● **DATA SHOWN**
▼▼▼

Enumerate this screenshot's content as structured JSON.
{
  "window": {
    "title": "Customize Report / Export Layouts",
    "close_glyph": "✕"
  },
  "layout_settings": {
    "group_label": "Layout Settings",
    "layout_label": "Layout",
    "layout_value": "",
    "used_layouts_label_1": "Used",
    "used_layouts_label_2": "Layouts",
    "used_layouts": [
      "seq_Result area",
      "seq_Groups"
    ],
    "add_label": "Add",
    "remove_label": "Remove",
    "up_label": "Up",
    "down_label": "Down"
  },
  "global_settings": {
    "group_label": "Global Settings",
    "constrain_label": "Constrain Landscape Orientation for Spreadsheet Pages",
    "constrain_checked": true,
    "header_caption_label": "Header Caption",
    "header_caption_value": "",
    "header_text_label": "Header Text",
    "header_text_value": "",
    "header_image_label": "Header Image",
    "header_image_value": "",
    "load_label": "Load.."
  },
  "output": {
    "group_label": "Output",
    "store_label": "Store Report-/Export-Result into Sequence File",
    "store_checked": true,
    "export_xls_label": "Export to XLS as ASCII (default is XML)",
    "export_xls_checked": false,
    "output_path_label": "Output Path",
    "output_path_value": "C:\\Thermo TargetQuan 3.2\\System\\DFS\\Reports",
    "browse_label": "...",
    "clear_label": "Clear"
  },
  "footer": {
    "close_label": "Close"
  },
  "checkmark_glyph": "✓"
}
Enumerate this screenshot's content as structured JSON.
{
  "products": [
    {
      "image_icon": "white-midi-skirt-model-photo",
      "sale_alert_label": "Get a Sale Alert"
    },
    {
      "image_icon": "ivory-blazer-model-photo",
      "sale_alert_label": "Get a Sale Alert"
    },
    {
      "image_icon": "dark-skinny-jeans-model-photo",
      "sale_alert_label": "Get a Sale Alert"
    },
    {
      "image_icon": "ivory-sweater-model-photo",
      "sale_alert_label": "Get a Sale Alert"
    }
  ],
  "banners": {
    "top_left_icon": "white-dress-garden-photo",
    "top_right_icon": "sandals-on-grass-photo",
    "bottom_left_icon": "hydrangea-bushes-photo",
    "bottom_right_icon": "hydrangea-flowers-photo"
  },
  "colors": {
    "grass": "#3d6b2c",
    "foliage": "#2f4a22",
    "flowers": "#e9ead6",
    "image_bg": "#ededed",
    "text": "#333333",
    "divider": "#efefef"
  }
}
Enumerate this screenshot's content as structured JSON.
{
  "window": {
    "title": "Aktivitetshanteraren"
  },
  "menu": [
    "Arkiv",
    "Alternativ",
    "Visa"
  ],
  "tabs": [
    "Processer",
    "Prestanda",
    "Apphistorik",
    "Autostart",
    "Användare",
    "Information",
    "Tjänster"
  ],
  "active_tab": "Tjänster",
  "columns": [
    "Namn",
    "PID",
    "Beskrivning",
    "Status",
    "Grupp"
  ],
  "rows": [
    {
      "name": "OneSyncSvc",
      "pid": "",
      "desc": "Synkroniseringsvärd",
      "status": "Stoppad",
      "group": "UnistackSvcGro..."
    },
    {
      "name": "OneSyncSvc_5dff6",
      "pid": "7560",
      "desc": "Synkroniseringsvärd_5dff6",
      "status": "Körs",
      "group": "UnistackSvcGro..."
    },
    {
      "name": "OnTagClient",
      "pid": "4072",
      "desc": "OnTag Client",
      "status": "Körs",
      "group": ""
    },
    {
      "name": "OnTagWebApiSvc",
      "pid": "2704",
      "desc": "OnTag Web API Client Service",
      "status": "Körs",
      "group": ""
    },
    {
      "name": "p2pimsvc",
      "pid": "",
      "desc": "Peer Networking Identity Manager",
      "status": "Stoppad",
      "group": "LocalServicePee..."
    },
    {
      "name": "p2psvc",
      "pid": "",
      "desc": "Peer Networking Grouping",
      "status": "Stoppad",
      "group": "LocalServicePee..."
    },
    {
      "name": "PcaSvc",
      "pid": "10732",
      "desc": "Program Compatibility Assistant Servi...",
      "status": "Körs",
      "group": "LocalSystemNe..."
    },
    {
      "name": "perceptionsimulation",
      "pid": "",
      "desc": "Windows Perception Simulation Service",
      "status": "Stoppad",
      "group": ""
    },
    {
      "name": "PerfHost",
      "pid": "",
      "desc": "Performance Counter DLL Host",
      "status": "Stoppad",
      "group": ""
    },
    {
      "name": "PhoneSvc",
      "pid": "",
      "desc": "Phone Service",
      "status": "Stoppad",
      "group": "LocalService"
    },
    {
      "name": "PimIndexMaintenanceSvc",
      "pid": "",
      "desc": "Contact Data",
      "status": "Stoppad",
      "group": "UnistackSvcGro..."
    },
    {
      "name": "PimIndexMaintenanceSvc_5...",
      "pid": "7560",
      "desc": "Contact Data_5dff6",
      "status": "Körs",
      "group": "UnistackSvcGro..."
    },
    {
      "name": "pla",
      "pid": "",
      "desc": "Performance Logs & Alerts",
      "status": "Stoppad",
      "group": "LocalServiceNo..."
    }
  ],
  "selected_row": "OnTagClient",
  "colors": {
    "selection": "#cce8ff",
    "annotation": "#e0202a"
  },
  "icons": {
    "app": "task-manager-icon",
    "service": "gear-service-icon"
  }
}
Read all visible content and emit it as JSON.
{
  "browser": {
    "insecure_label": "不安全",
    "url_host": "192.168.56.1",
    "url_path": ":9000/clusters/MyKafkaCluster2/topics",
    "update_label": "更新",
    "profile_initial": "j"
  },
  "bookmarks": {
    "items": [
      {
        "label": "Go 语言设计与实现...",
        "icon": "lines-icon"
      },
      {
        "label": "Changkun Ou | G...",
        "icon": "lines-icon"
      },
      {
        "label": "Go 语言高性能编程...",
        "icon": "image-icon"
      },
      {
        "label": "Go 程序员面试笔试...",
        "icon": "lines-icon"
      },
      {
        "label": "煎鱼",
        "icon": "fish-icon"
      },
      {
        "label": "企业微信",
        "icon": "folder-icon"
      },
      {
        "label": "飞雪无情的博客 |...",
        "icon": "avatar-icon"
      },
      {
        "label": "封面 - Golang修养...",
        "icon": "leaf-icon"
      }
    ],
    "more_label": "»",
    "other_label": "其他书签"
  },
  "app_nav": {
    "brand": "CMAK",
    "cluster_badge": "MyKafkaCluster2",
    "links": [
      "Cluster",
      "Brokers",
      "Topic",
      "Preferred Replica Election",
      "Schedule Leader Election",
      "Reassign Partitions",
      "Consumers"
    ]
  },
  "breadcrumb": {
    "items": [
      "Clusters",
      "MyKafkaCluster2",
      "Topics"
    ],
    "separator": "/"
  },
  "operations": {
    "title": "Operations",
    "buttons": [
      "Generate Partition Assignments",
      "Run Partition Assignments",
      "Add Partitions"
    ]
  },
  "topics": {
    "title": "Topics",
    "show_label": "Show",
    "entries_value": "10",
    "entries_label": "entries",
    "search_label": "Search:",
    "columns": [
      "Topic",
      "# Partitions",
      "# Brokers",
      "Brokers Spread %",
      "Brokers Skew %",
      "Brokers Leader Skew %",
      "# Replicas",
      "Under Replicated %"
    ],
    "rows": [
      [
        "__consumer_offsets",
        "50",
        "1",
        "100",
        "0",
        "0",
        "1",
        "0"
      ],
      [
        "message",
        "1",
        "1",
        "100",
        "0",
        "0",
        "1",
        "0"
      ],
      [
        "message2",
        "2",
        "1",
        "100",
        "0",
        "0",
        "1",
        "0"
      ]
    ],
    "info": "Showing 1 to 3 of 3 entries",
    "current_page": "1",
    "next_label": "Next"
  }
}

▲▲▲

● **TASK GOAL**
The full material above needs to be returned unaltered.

● **ANSWER BOX**
Enumerate this screenshot's content as structured JSON.
{
  "window": {
    "title": "Customize Report / Export Layouts",
    "close_glyph": "✕"
  },
  "layout_settings": {
    "group_label": "Layout Settings",
    "layout_label": "Layout",
    "layout_value": "",
    "used_layouts_label_1": "Used",
    "used_layouts_label_2": "Layouts",
    "used_layouts": [
      "seq_Result area",
      "seq_Groups"
    ],
    "add_label": "Add",
    "remove_label": "Remove",
    "up_label": "Up",
    "down_label": "Down"
  },
  "global_settings": {
    "group_label": "Global Settings",
    "constrain_label": "Constrain Landscape Orientation for Spreadsheet Pages",
    "constrain_checked": true,
    "header_caption_label": "Header Caption",
    "header_caption_value": "",
    "header_text_label": "Header Text",
    "header_text_value": "",
    "header_image_label": "Header Image",
    "header_image_value": "",
    "load_label": "Load.."
  },
  "output": {
    "group_label": "Output",
    "store_label": "Store Report-/Export-Result into Sequence File",
    "store_checked": true,
    "export_xls_label": "Export to XLS as ASCII (default is XML)",
    "export_xls_checked": false,
    "output_path_label": "Output Path",
    "output_path_value": "C:\\Thermo TargetQuan 3.2\\System\\DFS\\Reports",
    "browse_label": "...",
    "clear_label": "Clear"
  },
  "footer": {
    "close_label": "Close"
  },
  "checkmark_glyph": "✓"
}
Enumerate this screenshot's content as structured JSON.
{
  "products": [
    {
      "image_icon": "white-midi-skirt-model-photo",
      "sale_alert_label": "Get a Sale Alert"
    },
    {
      "image_icon": "ivory-blazer-model-photo",
      "sale_alert_label": "Get a Sale Alert"
    },
    {
      "image_icon": "dark-skinny-jeans-model-photo",
      "sale_alert_label": "Get a Sale Alert"
    },
    {
      "image_icon": "ivory-sweater-model-photo",
      "sale_alert_label": "Get a Sale Alert"
    }
  ],
  "banners": {
    "top_left_icon": "white-dress-garden-photo",
    "top_right_icon": "sandals-on-grass-photo",
    "bottom_left_icon": "hydrangea-bushes-photo",
    "bottom_right_icon": "hydrangea-flowers-photo"
  },
  "colors": {
    "grass": "#3d6b2c",
    "foliage": "#2f4a22",
    "flowers": "#e9ead6",
    "image_bg": "#ededed",
    "text": "#333333",
    "divider": "#efefef"
  }
}
Enumerate this screenshot's content as structured JSON.
{
  "window": {
    "title": "Aktivitetshanteraren"
  },
  "menu": [
    "Arkiv",
    "Alternativ",
    "Visa"
  ],
  "tabs": [
    "Processer",
    "Prestanda",
    "Apphistorik",
    "Autostart",
    "Användare",
    "Information",
    "Tjänster"
  ],
  "active_tab": "Tjänster",
  "columns": [
    "Namn",
    "PID",
    "Beskrivning",
    "Status",
    "Grupp"
  ],
  "rows": [
    {
      "name": "OneSyncSvc",
      "pid": "",
      "desc": "Synkroniseringsvärd",
      "status": "Stoppad",
      "group": "UnistackSvcGro..."
    },
    {
      "name": "OneSyncSvc_5dff6",
      "pid": "7560",
      "desc": "Synkroniseringsvärd_5dff6",
      "status": "Körs",
      "group": "UnistackSvcGro..."
    },
    {
      "name": "OnTagClient",
      "pid": "4072",
      "desc": "OnTag Client",
      "status": "Körs",
      "group": ""
    },
    {
      "name": "OnTagWebApiSvc",
      "pid": "2704",
      "desc": "OnTag Web API Client Service",
      "status": "Körs",
      "group": ""
    },
    {
      "name": "p2pimsvc",
      "pid": "",
      "desc": "Peer Networking Identity Manager",
      "status": "Stoppad",
      "group": "LocalServicePee..."
    },
    {
      "name": "p2psvc",
      "pid": "",
      "desc": "Peer Networking Grouping",
      "status": "Stoppad",
      "group": "LocalServicePee..."
    },
    {
      "name": "PcaSvc",
      "pid": "10732",
      "desc": "Program Compatibility Assistant Servi...",
      "status": "Körs",
      "group": "LocalSystemNe..."
    },
    {
      "name": "perceptionsimulation",
      "pid": "",
      "desc": "Windows Perception Simulation Service",
      "status": "Stoppad",
      "group": ""
    },
    {
      "name": "PerfHost",
      "pid": "",
      "desc": "Performance Counter DLL Host",
      "status": "Stoppad",
      "group": ""
    },
    {
      "name": "PhoneSvc",
      "pid": "",
      "desc": "Phone Service",
      "status": "Stoppad",
      "group": "LocalService"
    },
    {
      "name": "PimIndexMaintenanceSvc",
      "pid": "",
      "desc": "Contact Data",
      "status": "Stoppad",
      "group": "UnistackSvcGro..."
    },
    {
      "name": "PimIndexMaintenanceSvc_5...",
      "pid": "7560",
      "desc": "Contact Data_5dff6",
      "status": "Körs",
      "group": "UnistackSvcGro..."
    },
    {
      "name": "pla",
      "pid": "",
      "desc": "Performance Logs & Alerts",
      "status": "Stoppad",
      "group": "LocalServiceNo..."
    }
  ],
  "selected_row": "OnTagClient",
  "colors": {
    "selection": "#cce8ff",
    "annotation": "#e0202a"
  },
  "icons": {
    "app": "task-manager-icon",
    "service": "gear-service-icon"
  }
}
Read all visible content and emit it as JSON.
{
  "browser": {
    "insecure_label": "不安全",
    "url_host": "192.168.56.1",
    "url_path": ":9000/clusters/MyKafkaCluster2/topics",
    "update_label": "更新",
    "profile_initial": "j"
  },
  "bookmarks": {
    "items": [
      {
        "label": "Go 语言设计与实现...",
        "icon": "lines-icon"
      },
      {
        "label": "Changkun Ou | G...",
        "icon": "lines-icon"
      },
      {
        "label": "Go 语言高性能编程...",
        "icon": "image-icon"
      },
      {
        "label": "Go 程序员面试笔试...",
        "icon": "lines-icon"
      },
      {
        "label": "煎鱼",
        "icon": "fish-icon"
      },
      {
        "label": "企业微信",
        "icon": "folder-icon"
      },
      {
        "label": "飞雪无情的博客 |...",
        "icon": "avatar-icon"
      },
      {
        "label": "封面 - Golang修养...",
        "icon": "leaf-icon"
      }
    ],
    "more_label": "»",
    "other_label": "其他书签"
  },
  "app_nav": {
    "brand": "CMAK",
    "cluster_badge": "MyKafkaCluster2",
    "links": [
      "Cluster",
      "Brokers",
      "Topic",
      "Preferred Replica Election",
      "Schedule Leader Election",
      "Reassign Partitions",
      "Consumers"
    ]
  },
  "breadcrumb": {
    "items": [
      "Clusters",
      "MyKafkaCluster2",
      "Topics"
    ],
    "separator": "/"
  },
  "operations": {
    "title": "Operations",
    "buttons": [
      "Generate Partition Assignments",
      "Run Partition Assignments",
      "Add Partitions"
    ]
  },
  "topics": {
    "title": "Topics",
    "show_label": "Show",
    "entries_value": "10",
    "entries_label": "entries",
    "search_label": "Search:",
    "columns": [
      "Topic",
      "# Partitions",
      "# Brokers",
      "Brokers Spread %",
      "Brokers Skew %",
      "Brokers Leader Skew %",
      "# Replicas",
      "Under Replicated %"
    ],
    "rows": [
      [
        "__consumer_offsets",
        "50",
        "1",
        "100",
        "0",
        "0",
        "1",
        "0"
      ],
      [
        "message",
        "1",
        "1",
        "100",
        "0",
        "0",
        "1",
        "0"
      ],
      [
        "message2",
        "2",
        "1",
        "100",
        "0",
        "0",
        "1",
        "0"
      ]
    ],
    "info": "Showing 1 to 3 of 3 entries",
    "current_page": "1",
    "next_label": "Next"
  }
}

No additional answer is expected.